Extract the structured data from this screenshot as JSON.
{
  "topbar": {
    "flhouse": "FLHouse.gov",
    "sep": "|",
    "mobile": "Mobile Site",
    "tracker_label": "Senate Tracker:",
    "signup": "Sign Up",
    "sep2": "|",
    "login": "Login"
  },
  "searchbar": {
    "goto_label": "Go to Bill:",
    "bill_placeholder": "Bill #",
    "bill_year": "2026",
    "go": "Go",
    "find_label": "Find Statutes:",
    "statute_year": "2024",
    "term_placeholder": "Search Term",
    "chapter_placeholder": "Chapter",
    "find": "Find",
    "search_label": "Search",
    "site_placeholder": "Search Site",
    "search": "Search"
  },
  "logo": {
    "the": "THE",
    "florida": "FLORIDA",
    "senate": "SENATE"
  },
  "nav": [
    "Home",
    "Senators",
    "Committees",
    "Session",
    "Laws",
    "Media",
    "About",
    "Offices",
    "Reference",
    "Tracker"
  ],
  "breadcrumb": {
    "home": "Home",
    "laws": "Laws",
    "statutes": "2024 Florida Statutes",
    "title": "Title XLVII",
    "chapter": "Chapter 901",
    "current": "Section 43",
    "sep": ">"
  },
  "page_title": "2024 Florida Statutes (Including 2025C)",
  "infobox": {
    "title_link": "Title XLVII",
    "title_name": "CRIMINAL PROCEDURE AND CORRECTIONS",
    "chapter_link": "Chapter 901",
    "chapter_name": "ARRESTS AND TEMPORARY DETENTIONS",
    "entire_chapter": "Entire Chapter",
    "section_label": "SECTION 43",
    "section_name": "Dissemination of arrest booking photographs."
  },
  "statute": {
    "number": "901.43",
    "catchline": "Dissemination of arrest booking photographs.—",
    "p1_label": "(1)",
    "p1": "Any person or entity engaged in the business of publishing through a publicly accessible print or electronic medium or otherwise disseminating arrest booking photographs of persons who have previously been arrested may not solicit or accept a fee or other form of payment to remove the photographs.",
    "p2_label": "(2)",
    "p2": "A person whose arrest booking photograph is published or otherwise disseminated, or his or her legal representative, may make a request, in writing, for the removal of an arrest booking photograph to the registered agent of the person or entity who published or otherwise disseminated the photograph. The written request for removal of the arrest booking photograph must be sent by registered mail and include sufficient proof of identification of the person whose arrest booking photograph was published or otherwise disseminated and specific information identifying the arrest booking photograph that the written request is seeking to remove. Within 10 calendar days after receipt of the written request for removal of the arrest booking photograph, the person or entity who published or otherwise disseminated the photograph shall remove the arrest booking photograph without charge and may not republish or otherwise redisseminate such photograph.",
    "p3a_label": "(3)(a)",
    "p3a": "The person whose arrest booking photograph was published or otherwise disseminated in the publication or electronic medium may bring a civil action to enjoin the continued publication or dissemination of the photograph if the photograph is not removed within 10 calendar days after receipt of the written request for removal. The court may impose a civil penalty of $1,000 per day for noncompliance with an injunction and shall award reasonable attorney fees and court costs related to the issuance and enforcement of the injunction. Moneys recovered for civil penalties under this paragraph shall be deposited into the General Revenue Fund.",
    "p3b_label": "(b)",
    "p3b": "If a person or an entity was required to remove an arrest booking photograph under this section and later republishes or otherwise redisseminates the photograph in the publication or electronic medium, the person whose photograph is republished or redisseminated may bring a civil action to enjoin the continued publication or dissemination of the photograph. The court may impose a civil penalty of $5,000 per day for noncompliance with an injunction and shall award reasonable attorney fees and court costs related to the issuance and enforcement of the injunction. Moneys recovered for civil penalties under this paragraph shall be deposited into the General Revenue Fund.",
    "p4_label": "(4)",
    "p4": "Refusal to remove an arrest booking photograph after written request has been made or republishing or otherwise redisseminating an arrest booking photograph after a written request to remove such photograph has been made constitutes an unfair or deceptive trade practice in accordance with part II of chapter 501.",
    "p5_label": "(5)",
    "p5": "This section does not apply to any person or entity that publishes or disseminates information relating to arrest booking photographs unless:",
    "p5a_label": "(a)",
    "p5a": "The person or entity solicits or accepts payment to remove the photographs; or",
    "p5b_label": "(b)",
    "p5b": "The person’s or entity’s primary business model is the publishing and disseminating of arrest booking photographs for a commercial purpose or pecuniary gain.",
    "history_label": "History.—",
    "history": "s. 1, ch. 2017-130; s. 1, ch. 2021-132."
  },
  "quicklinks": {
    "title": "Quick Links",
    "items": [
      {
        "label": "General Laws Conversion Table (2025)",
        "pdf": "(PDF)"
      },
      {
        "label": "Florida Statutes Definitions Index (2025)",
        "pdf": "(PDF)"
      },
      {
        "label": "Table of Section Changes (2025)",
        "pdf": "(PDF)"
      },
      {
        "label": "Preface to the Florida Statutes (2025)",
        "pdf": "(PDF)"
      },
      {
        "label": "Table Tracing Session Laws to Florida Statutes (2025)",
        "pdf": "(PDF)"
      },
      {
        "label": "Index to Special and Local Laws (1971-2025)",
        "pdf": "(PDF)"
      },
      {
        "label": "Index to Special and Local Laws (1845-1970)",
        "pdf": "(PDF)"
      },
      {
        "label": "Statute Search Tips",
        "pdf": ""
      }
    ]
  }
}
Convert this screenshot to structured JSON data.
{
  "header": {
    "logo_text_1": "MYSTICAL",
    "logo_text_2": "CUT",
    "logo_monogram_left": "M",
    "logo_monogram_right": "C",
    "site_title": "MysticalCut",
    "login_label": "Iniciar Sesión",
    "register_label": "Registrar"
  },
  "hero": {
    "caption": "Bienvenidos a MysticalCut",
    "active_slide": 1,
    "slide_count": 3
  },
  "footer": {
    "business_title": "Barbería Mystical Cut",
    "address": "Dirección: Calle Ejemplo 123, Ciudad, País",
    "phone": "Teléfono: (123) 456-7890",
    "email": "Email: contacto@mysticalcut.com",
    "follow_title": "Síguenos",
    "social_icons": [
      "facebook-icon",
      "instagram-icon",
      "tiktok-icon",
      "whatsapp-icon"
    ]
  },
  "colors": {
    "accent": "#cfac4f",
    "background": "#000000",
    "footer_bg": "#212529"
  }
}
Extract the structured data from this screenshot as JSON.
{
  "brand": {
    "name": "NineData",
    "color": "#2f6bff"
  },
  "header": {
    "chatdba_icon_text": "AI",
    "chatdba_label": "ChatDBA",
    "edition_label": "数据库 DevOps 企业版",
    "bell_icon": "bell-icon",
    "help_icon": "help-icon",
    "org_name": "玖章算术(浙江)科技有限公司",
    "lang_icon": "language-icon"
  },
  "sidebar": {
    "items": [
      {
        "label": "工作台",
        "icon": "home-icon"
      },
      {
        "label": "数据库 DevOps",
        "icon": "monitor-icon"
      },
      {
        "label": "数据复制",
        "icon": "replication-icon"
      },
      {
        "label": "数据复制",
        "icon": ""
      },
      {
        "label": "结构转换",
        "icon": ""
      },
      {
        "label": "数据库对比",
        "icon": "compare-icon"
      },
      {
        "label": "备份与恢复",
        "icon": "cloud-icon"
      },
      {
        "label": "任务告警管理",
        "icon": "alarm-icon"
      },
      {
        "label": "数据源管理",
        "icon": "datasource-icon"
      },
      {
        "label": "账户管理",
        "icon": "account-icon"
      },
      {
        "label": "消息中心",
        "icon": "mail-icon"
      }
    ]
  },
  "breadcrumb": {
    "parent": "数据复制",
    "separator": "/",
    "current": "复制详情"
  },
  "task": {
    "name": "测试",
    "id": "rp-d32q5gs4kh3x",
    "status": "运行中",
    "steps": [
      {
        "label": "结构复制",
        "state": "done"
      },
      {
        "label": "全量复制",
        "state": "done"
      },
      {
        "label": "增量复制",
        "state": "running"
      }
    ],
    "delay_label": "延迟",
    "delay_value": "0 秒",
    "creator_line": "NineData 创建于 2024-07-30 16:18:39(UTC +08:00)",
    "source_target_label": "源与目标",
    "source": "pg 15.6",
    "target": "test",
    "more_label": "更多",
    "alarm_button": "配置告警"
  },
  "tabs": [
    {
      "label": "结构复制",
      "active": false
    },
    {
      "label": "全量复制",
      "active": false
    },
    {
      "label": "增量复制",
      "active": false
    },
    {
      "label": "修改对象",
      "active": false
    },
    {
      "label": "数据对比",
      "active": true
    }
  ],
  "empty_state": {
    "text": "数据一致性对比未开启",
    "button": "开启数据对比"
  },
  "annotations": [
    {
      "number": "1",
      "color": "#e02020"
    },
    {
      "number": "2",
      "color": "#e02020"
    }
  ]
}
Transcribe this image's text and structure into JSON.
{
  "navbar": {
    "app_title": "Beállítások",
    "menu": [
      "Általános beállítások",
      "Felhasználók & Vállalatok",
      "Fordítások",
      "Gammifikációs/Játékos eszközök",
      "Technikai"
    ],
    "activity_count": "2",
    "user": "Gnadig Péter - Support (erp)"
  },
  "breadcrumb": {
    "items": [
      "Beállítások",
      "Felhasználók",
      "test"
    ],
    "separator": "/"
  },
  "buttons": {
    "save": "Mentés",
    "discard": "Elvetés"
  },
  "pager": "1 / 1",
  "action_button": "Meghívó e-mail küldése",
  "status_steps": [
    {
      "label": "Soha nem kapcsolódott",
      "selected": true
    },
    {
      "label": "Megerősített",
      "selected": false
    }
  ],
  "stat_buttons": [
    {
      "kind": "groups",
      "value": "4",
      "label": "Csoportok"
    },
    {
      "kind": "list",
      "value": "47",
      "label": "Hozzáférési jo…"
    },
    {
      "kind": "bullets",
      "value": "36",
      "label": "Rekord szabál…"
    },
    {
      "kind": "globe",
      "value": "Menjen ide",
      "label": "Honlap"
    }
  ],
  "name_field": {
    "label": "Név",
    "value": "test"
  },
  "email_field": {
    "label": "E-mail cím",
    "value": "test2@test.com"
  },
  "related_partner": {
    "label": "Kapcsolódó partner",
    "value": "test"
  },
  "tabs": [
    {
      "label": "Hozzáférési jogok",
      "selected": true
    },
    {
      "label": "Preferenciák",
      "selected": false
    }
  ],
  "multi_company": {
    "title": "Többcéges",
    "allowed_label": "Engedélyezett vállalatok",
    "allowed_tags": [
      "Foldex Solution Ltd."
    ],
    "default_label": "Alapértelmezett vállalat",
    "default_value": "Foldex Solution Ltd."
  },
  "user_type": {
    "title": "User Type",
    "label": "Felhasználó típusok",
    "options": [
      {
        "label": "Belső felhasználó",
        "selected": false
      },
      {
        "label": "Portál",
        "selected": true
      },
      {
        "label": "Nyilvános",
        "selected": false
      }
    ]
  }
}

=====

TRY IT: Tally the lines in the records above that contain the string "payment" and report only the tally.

COMPLETED EXERCISE: 2